Consumerism as a dystopian reality.
Ballard’s central idea is that consumerism slides into fascism when politics simply gives the punters what they want, becoming a matter of consumer-style choices, choosing not to have a mosque next door, for example. Along the way, there’s an almost satirical indictment of contemporary life, or what would be an indictment in a writer with less futuristic sympathies than Ballard. ‘This was a place where it was impossible to borrow a book, attend a concert, say a prayer, consult a parish record or give to charity,’ says Richard Pearson: ‘In short, the town was an end state of consumerism.
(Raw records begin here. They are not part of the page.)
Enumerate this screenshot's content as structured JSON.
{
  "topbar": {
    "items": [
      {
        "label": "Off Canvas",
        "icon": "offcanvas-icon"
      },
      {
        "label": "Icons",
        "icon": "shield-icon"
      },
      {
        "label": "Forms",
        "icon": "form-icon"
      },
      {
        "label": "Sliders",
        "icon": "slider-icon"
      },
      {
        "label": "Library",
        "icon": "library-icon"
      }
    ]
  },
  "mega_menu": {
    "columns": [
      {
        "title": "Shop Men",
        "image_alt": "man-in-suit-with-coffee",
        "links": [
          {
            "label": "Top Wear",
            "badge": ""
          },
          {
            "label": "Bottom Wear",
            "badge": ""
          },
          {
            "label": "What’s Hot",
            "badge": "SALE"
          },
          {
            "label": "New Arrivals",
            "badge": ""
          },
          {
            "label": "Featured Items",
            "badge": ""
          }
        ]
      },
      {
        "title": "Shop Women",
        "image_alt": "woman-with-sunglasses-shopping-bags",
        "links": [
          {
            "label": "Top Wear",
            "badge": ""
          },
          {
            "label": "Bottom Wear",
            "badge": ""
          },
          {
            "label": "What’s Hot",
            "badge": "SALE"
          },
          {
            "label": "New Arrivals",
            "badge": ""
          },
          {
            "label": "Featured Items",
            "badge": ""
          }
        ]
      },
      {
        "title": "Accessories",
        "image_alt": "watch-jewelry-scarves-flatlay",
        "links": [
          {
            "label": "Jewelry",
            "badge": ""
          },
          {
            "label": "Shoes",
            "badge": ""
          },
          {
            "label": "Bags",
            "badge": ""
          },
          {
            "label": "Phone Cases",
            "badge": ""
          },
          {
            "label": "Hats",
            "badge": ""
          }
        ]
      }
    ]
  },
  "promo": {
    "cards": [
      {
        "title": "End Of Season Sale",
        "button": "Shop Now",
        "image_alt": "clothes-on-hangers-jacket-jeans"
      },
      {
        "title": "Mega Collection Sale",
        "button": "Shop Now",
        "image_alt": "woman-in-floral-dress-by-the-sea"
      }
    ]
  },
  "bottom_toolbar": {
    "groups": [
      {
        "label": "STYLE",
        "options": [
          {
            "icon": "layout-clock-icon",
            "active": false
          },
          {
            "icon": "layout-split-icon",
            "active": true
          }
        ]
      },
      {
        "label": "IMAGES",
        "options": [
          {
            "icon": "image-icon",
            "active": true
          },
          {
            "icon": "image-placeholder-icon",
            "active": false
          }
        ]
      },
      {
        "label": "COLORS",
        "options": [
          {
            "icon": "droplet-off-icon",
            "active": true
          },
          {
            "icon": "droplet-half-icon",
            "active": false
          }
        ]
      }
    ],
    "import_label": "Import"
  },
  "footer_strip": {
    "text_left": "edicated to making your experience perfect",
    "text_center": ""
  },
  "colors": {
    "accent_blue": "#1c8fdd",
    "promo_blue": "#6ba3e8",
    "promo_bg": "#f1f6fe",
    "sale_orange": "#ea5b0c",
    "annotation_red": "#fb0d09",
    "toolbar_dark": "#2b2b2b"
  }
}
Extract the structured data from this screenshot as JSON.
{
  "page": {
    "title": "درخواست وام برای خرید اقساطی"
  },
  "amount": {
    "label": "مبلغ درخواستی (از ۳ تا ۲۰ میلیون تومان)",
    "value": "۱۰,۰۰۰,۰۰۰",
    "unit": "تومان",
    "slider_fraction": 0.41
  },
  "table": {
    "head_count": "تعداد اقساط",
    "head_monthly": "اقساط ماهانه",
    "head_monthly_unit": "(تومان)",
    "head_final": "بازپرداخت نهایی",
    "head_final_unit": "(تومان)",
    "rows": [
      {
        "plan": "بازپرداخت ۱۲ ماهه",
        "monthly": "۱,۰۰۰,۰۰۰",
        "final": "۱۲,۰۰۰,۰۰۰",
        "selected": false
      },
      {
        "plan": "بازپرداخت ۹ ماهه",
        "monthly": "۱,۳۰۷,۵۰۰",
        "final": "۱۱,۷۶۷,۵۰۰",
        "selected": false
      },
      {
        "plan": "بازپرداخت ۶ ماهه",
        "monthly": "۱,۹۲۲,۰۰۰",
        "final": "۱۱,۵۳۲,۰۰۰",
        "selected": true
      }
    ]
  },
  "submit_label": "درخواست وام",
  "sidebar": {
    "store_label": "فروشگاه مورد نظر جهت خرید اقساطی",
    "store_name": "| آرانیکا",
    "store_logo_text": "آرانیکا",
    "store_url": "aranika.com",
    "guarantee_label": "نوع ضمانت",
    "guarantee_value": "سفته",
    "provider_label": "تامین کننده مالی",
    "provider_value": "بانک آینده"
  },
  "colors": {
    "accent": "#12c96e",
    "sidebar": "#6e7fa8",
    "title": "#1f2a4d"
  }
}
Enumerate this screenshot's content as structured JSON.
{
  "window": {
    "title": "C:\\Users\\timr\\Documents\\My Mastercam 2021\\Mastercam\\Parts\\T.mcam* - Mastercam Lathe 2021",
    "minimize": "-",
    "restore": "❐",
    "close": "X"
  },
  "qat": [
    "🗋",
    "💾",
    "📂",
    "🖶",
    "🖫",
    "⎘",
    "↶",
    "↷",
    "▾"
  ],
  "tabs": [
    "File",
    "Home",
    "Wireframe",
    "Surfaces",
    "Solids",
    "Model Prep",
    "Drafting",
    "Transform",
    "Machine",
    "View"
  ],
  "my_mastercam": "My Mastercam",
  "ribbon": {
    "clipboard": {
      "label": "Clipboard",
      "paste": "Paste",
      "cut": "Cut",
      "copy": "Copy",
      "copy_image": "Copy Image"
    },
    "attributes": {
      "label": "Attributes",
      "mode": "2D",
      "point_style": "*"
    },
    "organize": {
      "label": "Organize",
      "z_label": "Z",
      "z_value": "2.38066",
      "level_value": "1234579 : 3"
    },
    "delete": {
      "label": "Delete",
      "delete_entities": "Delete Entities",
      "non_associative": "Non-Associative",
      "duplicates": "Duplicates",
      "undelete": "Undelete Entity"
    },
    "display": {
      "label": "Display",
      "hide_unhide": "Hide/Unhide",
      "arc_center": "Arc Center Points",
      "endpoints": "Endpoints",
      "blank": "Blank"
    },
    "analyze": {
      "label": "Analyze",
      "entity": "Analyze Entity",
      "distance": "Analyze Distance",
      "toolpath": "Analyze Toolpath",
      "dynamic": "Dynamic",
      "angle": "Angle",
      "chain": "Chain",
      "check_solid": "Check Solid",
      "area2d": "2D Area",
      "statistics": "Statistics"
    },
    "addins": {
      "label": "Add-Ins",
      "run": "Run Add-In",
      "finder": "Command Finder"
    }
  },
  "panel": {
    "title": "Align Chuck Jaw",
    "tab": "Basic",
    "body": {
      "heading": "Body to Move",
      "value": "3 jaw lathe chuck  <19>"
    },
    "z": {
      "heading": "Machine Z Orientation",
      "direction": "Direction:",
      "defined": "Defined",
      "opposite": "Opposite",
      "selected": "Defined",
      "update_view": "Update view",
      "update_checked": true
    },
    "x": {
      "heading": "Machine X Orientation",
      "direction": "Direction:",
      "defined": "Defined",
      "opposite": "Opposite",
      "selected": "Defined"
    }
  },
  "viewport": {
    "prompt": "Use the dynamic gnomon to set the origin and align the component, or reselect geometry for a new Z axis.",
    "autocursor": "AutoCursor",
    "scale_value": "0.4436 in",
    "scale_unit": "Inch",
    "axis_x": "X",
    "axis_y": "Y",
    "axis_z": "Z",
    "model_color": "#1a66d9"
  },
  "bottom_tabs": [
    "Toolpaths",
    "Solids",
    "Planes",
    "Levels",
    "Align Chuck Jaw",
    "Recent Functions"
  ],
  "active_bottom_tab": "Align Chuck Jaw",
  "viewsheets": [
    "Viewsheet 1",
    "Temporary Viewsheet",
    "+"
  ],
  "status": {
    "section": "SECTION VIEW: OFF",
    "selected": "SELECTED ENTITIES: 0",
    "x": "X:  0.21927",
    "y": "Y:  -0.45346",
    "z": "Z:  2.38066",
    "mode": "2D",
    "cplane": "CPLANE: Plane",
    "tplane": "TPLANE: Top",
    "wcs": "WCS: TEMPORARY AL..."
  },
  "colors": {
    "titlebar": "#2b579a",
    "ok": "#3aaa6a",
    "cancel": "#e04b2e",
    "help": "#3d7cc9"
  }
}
I liked it and felt a certain pride that I had helped to set its values.’